Today, we think of logic as a calculus of written symbols, as we speak of propositional calculus and the predicate calculus. Husserl‘s conception of pure logic includes much more than the manipulation of symbols in forms of inference. In the Investigations that follow the Prolegomena, Husserl stresses the formal structure of acts of thought and speech, ideal meanings, and even states of affairs in nature __ moving beyond what we today call logic, metalogic and philosophy of logic into philosophy of language in relation to mind and wider structures of the world. Nonetheless, Husserl gives full credence to the written symbol in this theory of science, or logic (Smith, 2003/2, p. 144).

43 In this regard Findlay writes;

Husserl seeks to move beyond what Kant intended as ―pure‖ or ―formal‖ logic to the ideal of the ―science of science, which…would be most pregnantly called theory of science [Wissenschafts-lehre]‖. The essence of science, Husserl says, involves the ―systematic unity‖ of ―theories‖, and the resulting theory of theories is ―a Wissenschaftslehre, a logic‖ (As cited in ibid).

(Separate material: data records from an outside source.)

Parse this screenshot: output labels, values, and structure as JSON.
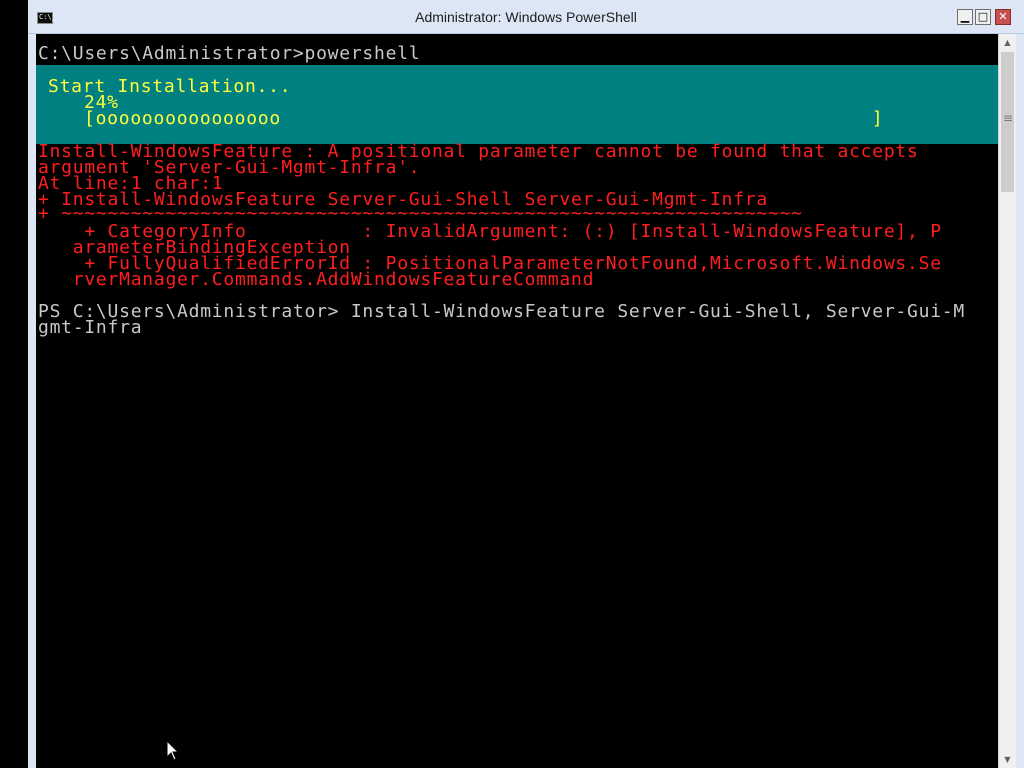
{
  "window": {
    "title": "Administrator: Windows PowerShell",
    "icon_label": "C:\\_",
    "minimize_label": "▁",
    "maximize_label": "□",
    "close_label": "✕"
  },
  "console": {
    "lines": [
      "C:\\Users\\Administrator>powershell",
      "Install-WindowsFeature : A positional parameter cannot be found that accepts",
      "argument 'Server-Gui-Mgmt-Infra'.",
      "At line:1 char:1",
      "+ Install-WindowsFeature Server-Gui-Shell Server-Gui-Mgmt-Infra",
      "+ ~~~~~~~~~~~~~~~~~~~~~~~~~~~~~~~~~~~~~~~~~~~~~~~~~~~~~~~~~~~~~~~~",
      "    + CategoryInfo          : InvalidArgument: (:) [Install-WindowsFeature], P",
      "   arameterBindingException",
      "    + FullyQualifiedErrorId : PositionalParameterNotFound,Microsoft.Windows.Se",
      "   rverManager.Commands.AddWindowsFeatureCommand",
      "PS C:\\Users\\Administrator> Install-WindowsFeature Server-Gui-Shell, Server-Gui-M",
      "gmt-Infra"
    ]
  },
  "progress": {
    "heading": "Start Installation...",
    "percent_text": "24%",
    "percent": 24,
    "bar_text": "[oooooooooooooooo                                                   ]"
  },
  "scrollbar": {
    "up_arrow": "▲",
    "down_arrow": "▼",
    "grip": "≡"
  },
  "colors": {
    "console_bg": "#000000",
    "progress_bg": "#008080",
    "progress_text": "#ffff3c",
    "error_text": "#ff1e1e",
    "normal_text": "#c8c8c8"
  }
}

Husserl maintains that in order to have the knowledge of the ideal logical attitude or the knowledge of the physical objects we have to move back toward subjectivity, because it is the subject which possesses the ability of knowing the object and the other principles. Therefore, though our attention is to analyze the objective part but we are bound to put our concentration on the acts of consciousness. As this is the only way to obtain the knowledge of the relation between the ideal object and the conscious act of knowing. Thus, Husserl again set back himself to consciousness, though this time his move cannot be regarded as psychological, because, in his attempt he is not trying to reduce the object to the act of consciousness. His attempt is only to have the knowledge of the object in relation to the a priori act of consciousness (Zahavi, 2003). Therefore, in his Investigations he abandoned the descriptive psychology and adopted the concept of Phenomenology. Consciousness provides an epistemological criterion and there is a co-relation between the intentional object and the intentional act and by examining the manner in which objects fulfill or disappoint particular expectations. Husserl tried to explain how objective judgments are possible without lapsing into psychologism. To be sure, this psychology that described experiences as they seemed or felt to the experiencing person without the transcendent must first be de-psychologised before it is bracketed, and this Husserl intends to do with the help of phenomenological methodology i.e. the noema-noesis co-relation and the final culmination of the Logical Person.

Interestingly enough, this leads to the possibility of phenomenological approach to subjectivity and personhood, subjective pole of consciousness and the person, to that extent, none but a phenomena that needs to be bracketed at a later stage. This shows how far Husserl differs from the Cartesian dimension of subjectivity and mentality that resides within the immanent realm of consciousness. As Debabrata Sinha writes, ―phenomenology, in its descriptive phase, as already noted, reveals no evidence for the necessary dependence of


phenomena upon the empirical subject has to be taken into consideration in this context‖

(Sinha, 1969, p. 57).

This thus keeps room for ideality in experience and since the ideal realm of meaning can be investigated only in the realm of consciousness, only in relation to a conscious subject for whom something appears as meaningful, Husserlian quest for logical person now makes shift from ideal objects toward subjective pole of experience and to the acts of consciousness and to the intentional subject of consciousness with objects as its noematic co-relates. The object as meant and intended and is always an object in relation to someone and the one essentially leads to the other. This is how Husserlian quest for epistemic subject differs from Cartesian isolated cogito since unlike in Descartes here the ego or the subject pole is also to be bracketed at a later phase which will keep room for a new way of exploring subjectivity, inter-subjectivity and life-world.